Nelly next argued that it relied on "long-standing recognized practice of a significant segment of the industry." Nelly demonstrated that it took several steps to correctly classify its companions as independent contractors. Before Nelly LLC was formed, Carney asked other providers in the area how they treated their companions. While setting up her company, Carney had an attorney draft an independent contractor contract based on the contract of one of these other providers.

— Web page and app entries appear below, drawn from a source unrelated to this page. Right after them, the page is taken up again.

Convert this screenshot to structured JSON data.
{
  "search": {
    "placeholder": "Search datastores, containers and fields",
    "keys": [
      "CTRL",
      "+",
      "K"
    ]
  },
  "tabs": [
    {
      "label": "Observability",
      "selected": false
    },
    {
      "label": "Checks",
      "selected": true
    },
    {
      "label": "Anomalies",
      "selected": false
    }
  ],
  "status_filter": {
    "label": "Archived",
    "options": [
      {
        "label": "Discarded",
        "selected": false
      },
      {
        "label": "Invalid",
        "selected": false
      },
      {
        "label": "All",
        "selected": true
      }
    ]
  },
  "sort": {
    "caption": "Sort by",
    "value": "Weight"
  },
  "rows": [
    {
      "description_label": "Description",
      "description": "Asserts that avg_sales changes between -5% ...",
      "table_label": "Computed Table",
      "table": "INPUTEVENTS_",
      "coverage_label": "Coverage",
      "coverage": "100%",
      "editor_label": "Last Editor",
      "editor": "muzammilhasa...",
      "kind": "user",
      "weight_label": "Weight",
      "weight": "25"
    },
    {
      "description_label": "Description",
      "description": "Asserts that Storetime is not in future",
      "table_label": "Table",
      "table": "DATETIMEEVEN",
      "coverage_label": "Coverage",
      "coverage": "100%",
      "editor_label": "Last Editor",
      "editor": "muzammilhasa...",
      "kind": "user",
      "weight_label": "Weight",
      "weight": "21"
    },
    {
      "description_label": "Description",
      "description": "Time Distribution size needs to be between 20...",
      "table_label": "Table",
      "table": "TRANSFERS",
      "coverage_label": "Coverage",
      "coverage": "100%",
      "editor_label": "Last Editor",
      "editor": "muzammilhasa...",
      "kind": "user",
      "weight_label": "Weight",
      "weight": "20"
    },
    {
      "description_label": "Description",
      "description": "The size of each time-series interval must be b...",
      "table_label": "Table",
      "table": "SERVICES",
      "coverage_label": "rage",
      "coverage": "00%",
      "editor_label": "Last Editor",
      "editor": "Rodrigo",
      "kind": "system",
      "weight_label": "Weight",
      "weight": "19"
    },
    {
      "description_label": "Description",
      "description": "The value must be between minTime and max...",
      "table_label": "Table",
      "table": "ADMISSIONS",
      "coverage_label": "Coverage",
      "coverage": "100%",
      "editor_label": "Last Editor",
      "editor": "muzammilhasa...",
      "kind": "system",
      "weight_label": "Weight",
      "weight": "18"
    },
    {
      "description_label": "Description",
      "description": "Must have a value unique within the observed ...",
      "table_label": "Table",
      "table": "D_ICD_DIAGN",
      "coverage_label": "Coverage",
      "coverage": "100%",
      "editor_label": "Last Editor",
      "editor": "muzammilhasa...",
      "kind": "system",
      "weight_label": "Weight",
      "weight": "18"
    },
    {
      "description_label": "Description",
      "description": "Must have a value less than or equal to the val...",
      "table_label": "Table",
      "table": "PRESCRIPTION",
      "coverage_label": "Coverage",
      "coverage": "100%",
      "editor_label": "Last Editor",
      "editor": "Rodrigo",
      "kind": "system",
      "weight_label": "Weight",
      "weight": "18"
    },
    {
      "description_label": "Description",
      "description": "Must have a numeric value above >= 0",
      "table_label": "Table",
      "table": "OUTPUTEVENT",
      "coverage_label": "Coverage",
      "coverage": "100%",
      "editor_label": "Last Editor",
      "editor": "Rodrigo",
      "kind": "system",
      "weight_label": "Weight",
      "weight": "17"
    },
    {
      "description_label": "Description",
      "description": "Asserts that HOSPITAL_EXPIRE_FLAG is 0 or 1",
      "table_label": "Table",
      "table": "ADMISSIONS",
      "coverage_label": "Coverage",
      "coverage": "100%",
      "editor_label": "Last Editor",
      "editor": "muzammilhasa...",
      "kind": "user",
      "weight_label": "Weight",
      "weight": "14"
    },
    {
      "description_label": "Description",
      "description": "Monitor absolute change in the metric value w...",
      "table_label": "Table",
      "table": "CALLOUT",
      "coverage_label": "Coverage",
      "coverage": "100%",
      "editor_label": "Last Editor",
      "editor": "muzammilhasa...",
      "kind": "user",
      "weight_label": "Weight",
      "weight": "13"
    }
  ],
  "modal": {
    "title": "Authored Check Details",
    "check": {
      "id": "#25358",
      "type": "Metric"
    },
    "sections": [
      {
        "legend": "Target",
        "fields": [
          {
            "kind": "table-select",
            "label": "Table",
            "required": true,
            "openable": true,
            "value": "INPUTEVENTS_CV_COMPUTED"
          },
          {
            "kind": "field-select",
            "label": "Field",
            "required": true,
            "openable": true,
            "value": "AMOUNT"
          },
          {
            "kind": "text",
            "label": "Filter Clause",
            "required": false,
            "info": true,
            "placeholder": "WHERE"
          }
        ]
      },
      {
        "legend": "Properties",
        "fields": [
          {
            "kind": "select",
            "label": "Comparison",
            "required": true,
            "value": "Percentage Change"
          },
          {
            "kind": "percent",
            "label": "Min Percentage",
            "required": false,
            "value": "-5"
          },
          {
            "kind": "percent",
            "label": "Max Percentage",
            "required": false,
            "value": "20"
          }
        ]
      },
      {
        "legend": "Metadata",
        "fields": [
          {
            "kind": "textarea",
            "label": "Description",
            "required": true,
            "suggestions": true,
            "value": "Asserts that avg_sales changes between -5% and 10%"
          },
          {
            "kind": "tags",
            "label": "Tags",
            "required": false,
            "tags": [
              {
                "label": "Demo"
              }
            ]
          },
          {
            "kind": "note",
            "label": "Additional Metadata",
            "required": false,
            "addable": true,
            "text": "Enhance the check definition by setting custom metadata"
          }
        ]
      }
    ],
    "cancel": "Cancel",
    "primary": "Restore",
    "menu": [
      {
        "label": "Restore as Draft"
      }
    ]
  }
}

Several years later, Carney surveyed 22 home care providers and determined that nine used independent contractors. In 2010, she attended a mandatory conference hosted by the Pennsylvania Department of Health, which informed attendees that the "regulatory definition of a 'home care registry' was a business that 'supplies, arranges or refers independent contractors to provide home care services.' " Nelly argued that these two points served as evidence that a significant segment of the industry used independent contractors.
The court also rejected this argument. To qualify for the long-standing industry practice safe-harbor category, the court said that "a taxpayer must show that (1) a long-standing recognized industry practice exists in a significant segment of the industry, and (2) the taxpayer reasonably relied on this practice in the tax treatment of its workers." The court found that evidence Carney gathered did not establish a significant segment of the industry followed a particular practice, since many of the companies surveyed were outside of Nelly's Philadelphia market, and none of the evidence pointed to the practice as long-standing.
Reasonable Basis for Classification
Even though the court rejected Section 530 relief for Nelly under the statutory safe-harbor categories, it stated that "a taxpayer who can demonstrate a 'reasonable basis' for not classifying workers as employees . . . can be entitled to relief." On this basis, the court found that Nelly qualified for relief.
While none of the evidence submitted met the statutory requirement, the court agreed that the IRS's silence on the independent contractor classification on Carney's audit could reasonably be seen as acquiescence. The court also noted that Carney's personal research and surveys showed she made an effort to correctly classify her health care companions. Under these facts and circumstances, the court concluded that Nelly had a "reasonable basis" for classifying its workers as independent contractors.
All may not be lost for a taxpayer that does not meet the statutory safe-harbor categories of Section 530. As the decision in Nelly demonstrates, courts may be willing to provide Section 530 relief to employers that put in reasonable efforts to determine the correct classification.
Mark Cook is the lead tax partner with SingerLewak LLP in Irvine, Calif.
For additional information about these items, contact Mr. Cook at 949-261-8600 or email@example.com.
Unless otherwise noted, contributors are members of or associated with SingerLewak LLP.